Future high school juniors and seniors will soon see a big difference in the college exam they take, if they choose the SAT Exam.
The College Board, which administers the test, announced Wednesday it's changing the way it assesses students.
Siouxland News Reporter Beairshelle Edmé tells us how students feel about the change and why it may not affect them.
By 2016, the SAT will not only change back to a 1600 point scale, it's also making the essay optional, testing more common vocabulary and removing the penalty for wrong answers.
After some evaluation, the College Board said the way it's testing students is too "disconnected" to the classroom.

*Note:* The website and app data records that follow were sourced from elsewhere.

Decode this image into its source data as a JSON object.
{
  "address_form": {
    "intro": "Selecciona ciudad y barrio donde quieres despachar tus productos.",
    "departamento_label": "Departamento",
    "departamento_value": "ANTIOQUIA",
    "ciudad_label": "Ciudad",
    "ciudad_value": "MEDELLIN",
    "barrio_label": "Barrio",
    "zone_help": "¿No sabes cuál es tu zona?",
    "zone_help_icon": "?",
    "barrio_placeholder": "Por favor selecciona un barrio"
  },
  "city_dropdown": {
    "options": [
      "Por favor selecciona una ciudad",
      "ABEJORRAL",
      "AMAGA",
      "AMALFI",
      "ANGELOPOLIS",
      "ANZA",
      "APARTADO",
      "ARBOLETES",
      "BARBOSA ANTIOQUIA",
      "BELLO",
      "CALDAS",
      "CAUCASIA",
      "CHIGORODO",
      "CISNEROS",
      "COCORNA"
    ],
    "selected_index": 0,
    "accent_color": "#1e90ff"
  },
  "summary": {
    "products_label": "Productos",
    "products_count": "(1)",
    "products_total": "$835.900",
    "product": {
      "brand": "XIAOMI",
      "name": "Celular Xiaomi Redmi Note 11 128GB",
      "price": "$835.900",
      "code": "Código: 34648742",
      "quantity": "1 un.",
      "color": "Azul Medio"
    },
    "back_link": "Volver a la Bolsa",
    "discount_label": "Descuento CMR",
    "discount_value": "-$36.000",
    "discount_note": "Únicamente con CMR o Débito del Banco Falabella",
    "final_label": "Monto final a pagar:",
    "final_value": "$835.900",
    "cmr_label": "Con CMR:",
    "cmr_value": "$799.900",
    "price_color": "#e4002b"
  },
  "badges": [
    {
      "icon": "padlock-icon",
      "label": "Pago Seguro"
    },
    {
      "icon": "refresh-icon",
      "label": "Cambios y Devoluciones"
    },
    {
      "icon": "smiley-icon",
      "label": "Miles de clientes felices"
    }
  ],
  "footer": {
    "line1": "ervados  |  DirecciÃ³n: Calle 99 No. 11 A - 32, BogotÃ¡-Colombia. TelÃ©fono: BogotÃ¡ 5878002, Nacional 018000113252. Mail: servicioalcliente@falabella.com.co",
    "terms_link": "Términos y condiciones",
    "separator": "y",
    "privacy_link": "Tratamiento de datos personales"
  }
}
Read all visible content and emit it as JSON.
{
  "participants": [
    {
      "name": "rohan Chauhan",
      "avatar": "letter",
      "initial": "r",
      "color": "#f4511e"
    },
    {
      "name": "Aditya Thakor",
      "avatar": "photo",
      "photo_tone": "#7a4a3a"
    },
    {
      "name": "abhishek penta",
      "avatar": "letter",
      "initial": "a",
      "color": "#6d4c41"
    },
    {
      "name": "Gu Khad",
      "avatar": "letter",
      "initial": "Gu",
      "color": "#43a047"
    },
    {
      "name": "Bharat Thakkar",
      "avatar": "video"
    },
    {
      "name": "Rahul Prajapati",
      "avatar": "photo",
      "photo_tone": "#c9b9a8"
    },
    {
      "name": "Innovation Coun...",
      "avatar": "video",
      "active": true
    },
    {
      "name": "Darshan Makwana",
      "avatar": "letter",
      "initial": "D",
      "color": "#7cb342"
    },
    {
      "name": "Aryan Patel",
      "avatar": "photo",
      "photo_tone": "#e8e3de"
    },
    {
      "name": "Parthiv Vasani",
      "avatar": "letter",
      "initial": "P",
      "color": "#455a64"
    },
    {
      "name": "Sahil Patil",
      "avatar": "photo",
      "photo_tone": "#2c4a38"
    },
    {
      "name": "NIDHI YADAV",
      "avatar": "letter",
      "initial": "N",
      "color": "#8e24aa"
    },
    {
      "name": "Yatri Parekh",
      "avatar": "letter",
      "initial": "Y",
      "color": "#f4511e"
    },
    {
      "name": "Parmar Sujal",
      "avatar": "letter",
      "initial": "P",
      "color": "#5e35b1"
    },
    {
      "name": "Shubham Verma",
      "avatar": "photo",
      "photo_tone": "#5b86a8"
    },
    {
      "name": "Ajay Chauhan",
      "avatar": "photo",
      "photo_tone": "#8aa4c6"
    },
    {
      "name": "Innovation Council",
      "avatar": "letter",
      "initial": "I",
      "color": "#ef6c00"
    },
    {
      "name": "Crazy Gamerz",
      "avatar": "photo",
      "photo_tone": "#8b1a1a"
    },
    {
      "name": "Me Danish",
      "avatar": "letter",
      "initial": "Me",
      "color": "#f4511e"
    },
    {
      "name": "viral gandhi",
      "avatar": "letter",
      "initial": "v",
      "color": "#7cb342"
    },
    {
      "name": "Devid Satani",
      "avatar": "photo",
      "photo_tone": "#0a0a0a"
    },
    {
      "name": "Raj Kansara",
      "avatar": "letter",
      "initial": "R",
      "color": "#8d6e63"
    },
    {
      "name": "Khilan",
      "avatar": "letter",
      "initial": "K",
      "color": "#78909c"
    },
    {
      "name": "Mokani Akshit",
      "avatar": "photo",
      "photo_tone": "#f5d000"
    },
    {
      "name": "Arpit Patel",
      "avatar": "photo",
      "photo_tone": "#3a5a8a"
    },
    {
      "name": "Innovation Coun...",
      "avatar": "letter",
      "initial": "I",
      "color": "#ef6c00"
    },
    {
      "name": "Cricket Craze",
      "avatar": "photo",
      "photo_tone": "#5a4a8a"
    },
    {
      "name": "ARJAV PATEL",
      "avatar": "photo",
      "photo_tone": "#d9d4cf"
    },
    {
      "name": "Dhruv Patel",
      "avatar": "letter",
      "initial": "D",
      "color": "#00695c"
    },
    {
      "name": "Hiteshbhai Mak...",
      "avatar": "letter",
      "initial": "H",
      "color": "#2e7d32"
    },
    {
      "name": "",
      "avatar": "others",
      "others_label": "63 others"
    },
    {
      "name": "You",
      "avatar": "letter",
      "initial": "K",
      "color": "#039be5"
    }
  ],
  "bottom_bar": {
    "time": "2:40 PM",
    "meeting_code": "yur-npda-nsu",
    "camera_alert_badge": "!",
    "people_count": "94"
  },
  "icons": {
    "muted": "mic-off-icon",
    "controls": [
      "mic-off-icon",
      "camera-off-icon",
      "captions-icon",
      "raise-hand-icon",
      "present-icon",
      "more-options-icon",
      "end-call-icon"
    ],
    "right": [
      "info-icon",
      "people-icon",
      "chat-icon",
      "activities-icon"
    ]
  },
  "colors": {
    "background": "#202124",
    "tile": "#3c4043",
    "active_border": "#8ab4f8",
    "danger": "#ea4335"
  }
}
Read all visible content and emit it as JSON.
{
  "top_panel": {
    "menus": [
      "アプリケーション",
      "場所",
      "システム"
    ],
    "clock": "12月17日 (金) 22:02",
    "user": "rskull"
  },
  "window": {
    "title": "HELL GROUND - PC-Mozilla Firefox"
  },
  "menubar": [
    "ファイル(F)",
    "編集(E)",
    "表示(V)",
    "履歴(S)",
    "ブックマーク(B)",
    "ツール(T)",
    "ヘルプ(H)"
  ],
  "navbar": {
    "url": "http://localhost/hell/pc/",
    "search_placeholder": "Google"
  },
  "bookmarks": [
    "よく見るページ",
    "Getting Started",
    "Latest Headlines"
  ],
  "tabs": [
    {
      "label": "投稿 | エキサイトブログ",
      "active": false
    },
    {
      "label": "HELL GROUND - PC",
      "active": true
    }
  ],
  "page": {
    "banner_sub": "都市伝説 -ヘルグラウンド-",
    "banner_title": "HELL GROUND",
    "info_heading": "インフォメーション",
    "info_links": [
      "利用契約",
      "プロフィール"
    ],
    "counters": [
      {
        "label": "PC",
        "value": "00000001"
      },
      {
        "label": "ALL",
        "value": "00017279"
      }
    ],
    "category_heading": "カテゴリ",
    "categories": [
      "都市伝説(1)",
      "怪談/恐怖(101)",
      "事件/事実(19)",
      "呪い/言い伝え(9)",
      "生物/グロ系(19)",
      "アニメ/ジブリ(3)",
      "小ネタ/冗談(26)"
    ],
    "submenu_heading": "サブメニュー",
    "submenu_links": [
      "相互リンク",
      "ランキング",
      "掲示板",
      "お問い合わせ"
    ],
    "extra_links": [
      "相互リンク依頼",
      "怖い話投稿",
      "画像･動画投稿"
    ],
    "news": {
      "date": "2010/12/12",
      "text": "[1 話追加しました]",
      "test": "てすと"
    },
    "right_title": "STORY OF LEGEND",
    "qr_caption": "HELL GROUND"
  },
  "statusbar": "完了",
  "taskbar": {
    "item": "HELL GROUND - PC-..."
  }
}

That's why they're also changing the math section to mirror what's in the textbooks.
For most students throughout Siouxland, they'll take the ACTs but for those who've already taken the SAT, they said they're surprise there's been changes.
"Um, sounds kind of nice (laughs). Um it wasn't too bad but um minus the essay 'cause you know why not, not have to write an essay," Bishop Heelan student Abby Kaohout.
"Well I think that the essay is important to the test. I think that student's need to know how to write when they go to college or they're going to have a really rude awakening," said Brittani Porath, a graduating senior at Heelan.
Both students we spoke with say they're aren't sold on the changes and they'd still prefer the ACT, as do most in the region.
And it's no surprise.
The SAT has been losing its footing to the ACT for several years.
In 2013, 1.8 million students took the ACT 1.7 million took the SAT.
Despite the love-hate relationship most teens have with test, changes or not, Kaohout agrees with some experts that these tests are necessary.
"You know, you might be better at taking the SAT then you were at a specific class if you had a rough time with the class or the specific class or the specific teacher, you know the test might give you a certain advantage," said junior, who will graduate a year early this spring.
Other key changes include a fee-waiver for the low-income students.
Also, a free online prep course, through Khan Academy, will be offered.
And the College Board will also allow students to take the exam on a computer.If you have a story you want to tell or an incident you think needs to be investigated, our reporter Beairshelle Edmé wants to hear about it.BEdme@siouxlandnews.comfacebook.com/beairshelle.edme OR twitter.com/BeairshelleKMEG